Although they come from opposite sides of the spectrum, Abernathy and Wallace Kennedy now stand united as advocates for civil rights across our nation.
Wallace Kennedy began the event with a poignant reflection on her childhood in Alabama and her personal journey to right the injustices of her past. Her father was the governor of Alabama who became known as one of the nation’s most ardent segregationists of the 1960s. He’s often remembered for standing at the doors of the University of Alabama to prevent black students from integrating. Wallace Kennedy grew up surrounded by the fierce racial ideals of her father, but she refused to let this lineage of hatred continue.

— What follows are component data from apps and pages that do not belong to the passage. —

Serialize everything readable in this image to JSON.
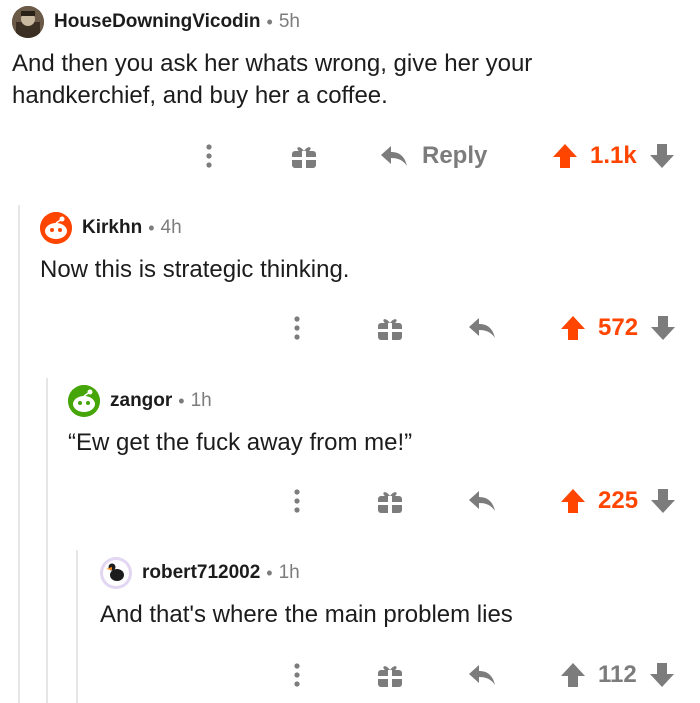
{
  "colors": {
    "upvoted": "#ff4500",
    "muted": "#7c7c7c",
    "text": "#1c1c1c",
    "thread_line": "#e6e6e6"
  },
  "comments": [
    {
      "username": "HouseDowningVicodin",
      "age": "5h",
      "body": "And then you ask her whats wrong, give her your handkerchief, and buy her a coffee.",
      "reply_label": "Reply",
      "score": "1.1k",
      "upvoted": true
    },
    {
      "username": "Kirkhn",
      "age": "4h",
      "body": "Now this is strategic thinking.",
      "score": "572",
      "upvoted": true
    },
    {
      "username": "zangor",
      "age": "1h",
      "body": "“Ew get the fuck away from me!”",
      "score": "225",
      "upvoted": true
    },
    {
      "username": "robert712002",
      "age": "1h",
      "body": "And that's where the main problem lies",
      "score": "112",
      "upvoted": false
    }
  ],
  "separator": "•",
  "icons": [
    "more-icon",
    "gift-icon",
    "reply-icon",
    "upvote-icon",
    "downvote-icon"
  ]
}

In her reflection to the Kansas City audience, she reminded us all that, “stepping away from a painful past isn’t always easy, but it is always right.” Leaving the shadow of “the schoolhouse door,” Wallace Kennedy has spent her life campaigning for justice and equality for all Americans.
“We aren’t responsible for our upbringing,” Wallace Kennedy candidly told the room. “But we will be held accountable for what we do with our lives.”

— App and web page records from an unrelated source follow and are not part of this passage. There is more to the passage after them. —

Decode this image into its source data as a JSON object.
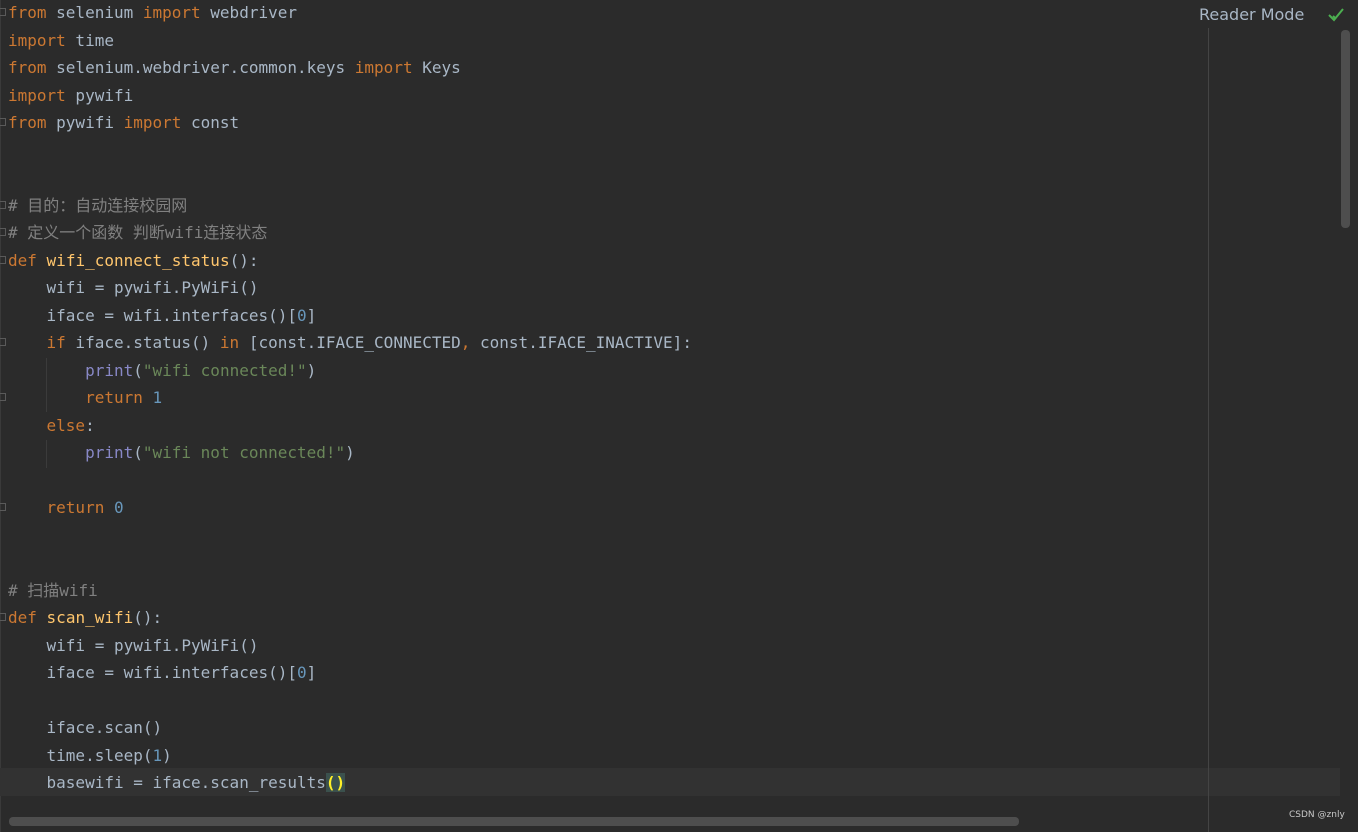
{
  "header": {
    "reader_mode_label": "Reader Mode",
    "status_icon": "checkmark-icon"
  },
  "watermark": "CSDN @znly",
  "colors": {
    "background": "#2b2b2b",
    "keyword": "#cc7832",
    "function_name": "#ffc66d",
    "string": "#6a8759",
    "number": "#6897bb",
    "comment": "#808080",
    "builtin": "#8888c6",
    "default_text": "#a9b7c6",
    "check": "#4caf50"
  },
  "code": {
    "l1": {
      "a": "from",
      "b": " selenium ",
      "c": "import",
      "d": " webdriver"
    },
    "l2": {
      "a": "import",
      "b": " time"
    },
    "l3": {
      "a": "from",
      "b": " selenium.webdriver.common.keys ",
      "c": "import",
      "d": " Keys"
    },
    "l4": {
      "a": "import",
      "b": " pywifi"
    },
    "l5": {
      "a": "from",
      "b": " pywifi ",
      "c": "import",
      "d": " const"
    },
    "l8": "# 目的：自动连接校园网",
    "l9": "# 定义一个函数 判断wifi连接状态",
    "l10": {
      "a": "def",
      "b": "wifi_connect_status",
      "c": "():"
    },
    "l11": "    wifi = pywifi.PyWiFi()",
    "l12": {
      "a": "    iface = wifi.interfaces()[",
      "b": "0",
      "c": "]"
    },
    "l13": {
      "a": "    ",
      "b": "if",
      "c": " iface.status() ",
      "d": "in",
      "e": " [const.IFACE_CONNECTED",
      "f": ",",
      "g": " const.IFACE_INACTIVE]:"
    },
    "l14": {
      "a": "        ",
      "b": "print",
      "c": "(",
      "d": "\"wifi connected!\"",
      "e": ")"
    },
    "l15": {
      "a": "        ",
      "b": "return",
      "c": " ",
      "d": "1"
    },
    "l16": {
      "a": "    ",
      "b": "else",
      "c": ":"
    },
    "l17": {
      "a": "        ",
      "b": "print",
      "c": "(",
      "d": "\"wifi not connected!\"",
      "e": ")"
    },
    "l19": {
      "a": "    ",
      "b": "return",
      "c": " ",
      "d": "0"
    },
    "l22": "# 扫描wifi",
    "l23": {
      "a": "def",
      "b": "scan_wifi",
      "c": "():"
    },
    "l24": "    wifi = pywifi.PyWiFi()",
    "l25": {
      "a": "    iface = wifi.interfaces()[",
      "b": "0",
      "c": "]"
    },
    "l27": "    iface.scan()",
    "l28": {
      "a": "    time.sleep(",
      "b": "1",
      "c": ")"
    },
    "l29": {
      "a": "    basewifi = iface.scan_results",
      "b": "()"
    }
  }
}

Born in the midst of the civil rights movement, Donzaleigh Abernathy shared a different perspective on childhood in Alabama. She was most notably influenced by the roles her father, the Rev. Ralph Abernathy, and close family friend Dr. Martin Luther King Jr. (or Uncle Martin as she called him) had in creating the nonviolent social movement that changed the course of U.S. history.

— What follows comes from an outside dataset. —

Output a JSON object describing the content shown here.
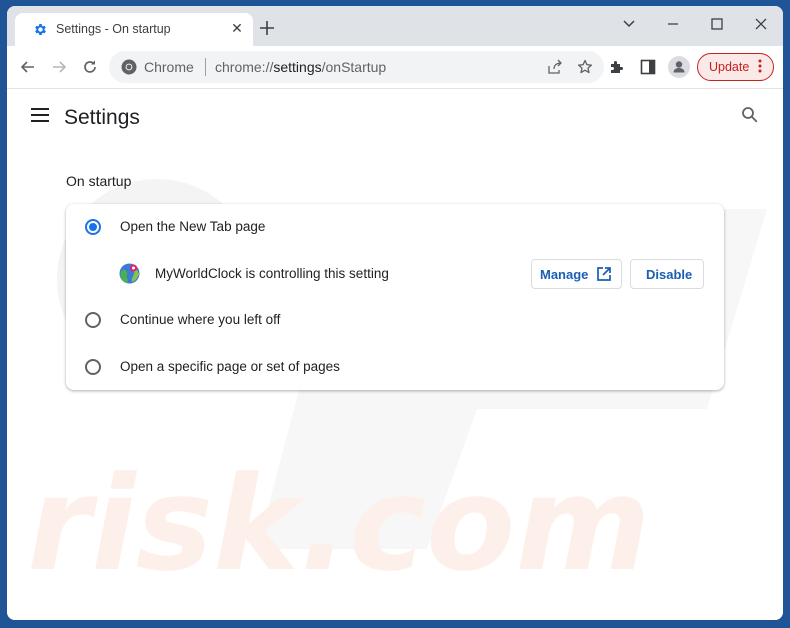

Even though her earliest memories include participating in civil rights demonstrations — including the March on Selma — Abernathy confessed to the auditorium that she didn’t always understand the gravity of what she was witnessing.
“I thought I knew what was going on, but at 7 years old, I really didn’t,” she said, smiling up at a photo of her at a civil rights rally projected on the screen. “All I knew was that we were doing our part; we had to do our part, each and every day.”
These women may have been born into two opposing worlds, but both Wallace Kennedy and Abernathy openly reflect about the role their fathers play in their continuous fight for equality.
Looking back at her girlhood, Abernathy modestly told the room that she in no way claims to have the courage that her father and Dr. King did, she’s simply a result of her situation. “But I am honored to help tell their story,” Abernathy added. “And I hope to set an example for everyone — at every end of the spectrum — to rise above hate and to spread the message of love.”
Mirroring this sentiment of love, Wallace Kennedy was candid about her memories of her father, explaining her motivation to fight for equality. “My dad didn’t plant the bomb or hit anyone with the billy club. He did the greater sin; he created the environment that allowed all of that to go on.”
It’s these riveting and dynamic personal histories that brought Wallace Kennedy and Abernathy together to be an example for others and to spread peace.
Ending the emotionally charged presentation, Wallace Kennedy and Abernathy shared an embrace and urged everyone — especially younger generations — to remember that non-violence is the only way to peace and happiness. It has been and will always be the only road to peace.
On behalf of the Burns & McDonnell Diversity Advisory Committee, it was an honor to host this event. This presentation and its powerful testimonials serve to reinforce our committee’s mission to increase education, heighten appreciation for cultural diversity and eliminate intolerance. It’s an experience I won’t soon forget.
Meghan Calabro is an electrical engineer and the assistant department manager in the Telecom & Network Engineering department at Burns & McDonnell. In addition to these responsibilities, Meghan has been involved with the Diversity Advisory Committee for seven years and is currently its chairwoman.